- Task description -
Print out every record exactly as it appears.
Entries supplied START
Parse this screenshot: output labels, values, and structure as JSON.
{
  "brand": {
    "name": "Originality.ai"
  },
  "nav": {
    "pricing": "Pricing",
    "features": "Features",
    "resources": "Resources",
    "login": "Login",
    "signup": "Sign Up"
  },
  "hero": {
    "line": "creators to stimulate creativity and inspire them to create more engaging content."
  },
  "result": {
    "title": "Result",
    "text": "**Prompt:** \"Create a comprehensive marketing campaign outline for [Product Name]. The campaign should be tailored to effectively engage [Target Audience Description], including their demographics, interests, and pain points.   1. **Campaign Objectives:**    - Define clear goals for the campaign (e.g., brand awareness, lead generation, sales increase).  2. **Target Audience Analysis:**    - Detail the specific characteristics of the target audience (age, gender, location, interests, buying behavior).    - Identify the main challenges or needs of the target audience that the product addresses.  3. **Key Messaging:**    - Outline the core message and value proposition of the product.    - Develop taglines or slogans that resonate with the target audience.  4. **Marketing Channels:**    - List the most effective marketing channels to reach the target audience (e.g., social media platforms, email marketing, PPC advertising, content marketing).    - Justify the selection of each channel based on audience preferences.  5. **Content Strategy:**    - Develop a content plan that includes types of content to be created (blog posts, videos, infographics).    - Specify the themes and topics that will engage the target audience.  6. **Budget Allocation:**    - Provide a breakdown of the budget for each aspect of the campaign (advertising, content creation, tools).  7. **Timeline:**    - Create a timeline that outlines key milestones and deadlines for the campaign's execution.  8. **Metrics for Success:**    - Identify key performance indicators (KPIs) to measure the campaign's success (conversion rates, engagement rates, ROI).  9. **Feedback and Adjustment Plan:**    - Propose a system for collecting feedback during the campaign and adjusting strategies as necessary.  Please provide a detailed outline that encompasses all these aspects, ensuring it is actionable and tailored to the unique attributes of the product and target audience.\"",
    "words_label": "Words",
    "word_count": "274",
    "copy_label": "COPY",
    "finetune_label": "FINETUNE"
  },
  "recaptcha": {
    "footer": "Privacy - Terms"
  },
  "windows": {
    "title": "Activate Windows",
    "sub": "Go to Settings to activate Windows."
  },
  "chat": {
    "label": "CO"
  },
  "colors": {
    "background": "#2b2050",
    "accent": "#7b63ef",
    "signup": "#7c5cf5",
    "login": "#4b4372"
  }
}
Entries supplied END
- Solution to this problem -
Parse this screenshot: output labels, values, and structure as JSON.
{
  "brand": {
    "name": "Originality.ai"
  },
  "nav": {
    "pricing": "Pricing",
    "features": "Features",
    "resources": "Resources",
    "login": "Login",
    "signup": "Sign Up"
  },
  "hero": {
    "line": "creators to stimulate creativity and inspire them to create more engaging content."
  },
  "result": {
    "title": "Result",
    "text": "**Prompt:** \"Create a comprehensive marketing campaign outline for [Product Name]. The campaign should be tailored to effectively engage [Target Audience Description], including their demographics, interests, and pain points.   1. **Campaign Objectives:**    - Define clear goals for the campaign (e.g., brand awareness, lead generation, sales increase).  2. **Target Audience Analysis:**    - Detail the specific characteristics of the target audience (age, gender, location, interests, buying behavior).    - Identify the main challenges or needs of the target audience that the product addresses.  3. **Key Messaging:**    - Outline the core message and value proposition of the product.    - Develop taglines or slogans that resonate with the target audience.  4. **Marketing Channels:**    - List the most effective marketing channels to reach the target audience (e.g., social media platforms, email marketing, PPC advertising, content marketing).    - Justify the selection of each channel based on audience preferences.  5. **Content Strategy:**    - Develop a content plan that includes types of content to be created (blog posts, videos, infographics).    - Specify the themes and topics that will engage the target audience.  6. **Budget Allocation:**    - Provide a breakdown of the budget for each aspect of the campaign (advertising, content creation, tools).  7. **Timeline:**    - Create a timeline that outlines key milestones and deadlines for the campaign's execution.  8. **Metrics for Success:**    - Identify key performance indicators (KPIs) to measure the campaign's success (conversion rates, engagement rates, ROI).  9. **Feedback and Adjustment Plan:**    - Propose a system for collecting feedback during the campaign and adjusting strategies as necessary.  Please provide a detailed outline that encompasses all these aspects, ensuring it is actionable and tailored to the unique attributes of the product and target audience.\"",
    "words_label": "Words",
    "word_count": "274",
    "copy_label": "COPY",
    "finetune_label": "FINETUNE"
  },
  "recaptcha": {
    "footer": "Privacy - Terms"
  },
  "windows": {
    "title": "Activate Windows",
    "sub": "Go to Settings to activate Windows."
  },
  "chat": {
    "label": "CO"
  },
  "colors": {
    "background": "#2b2050",
    "accent": "#7b63ef",
    "signup": "#7c5cf5",
    "login": "#4b4372"
  }
}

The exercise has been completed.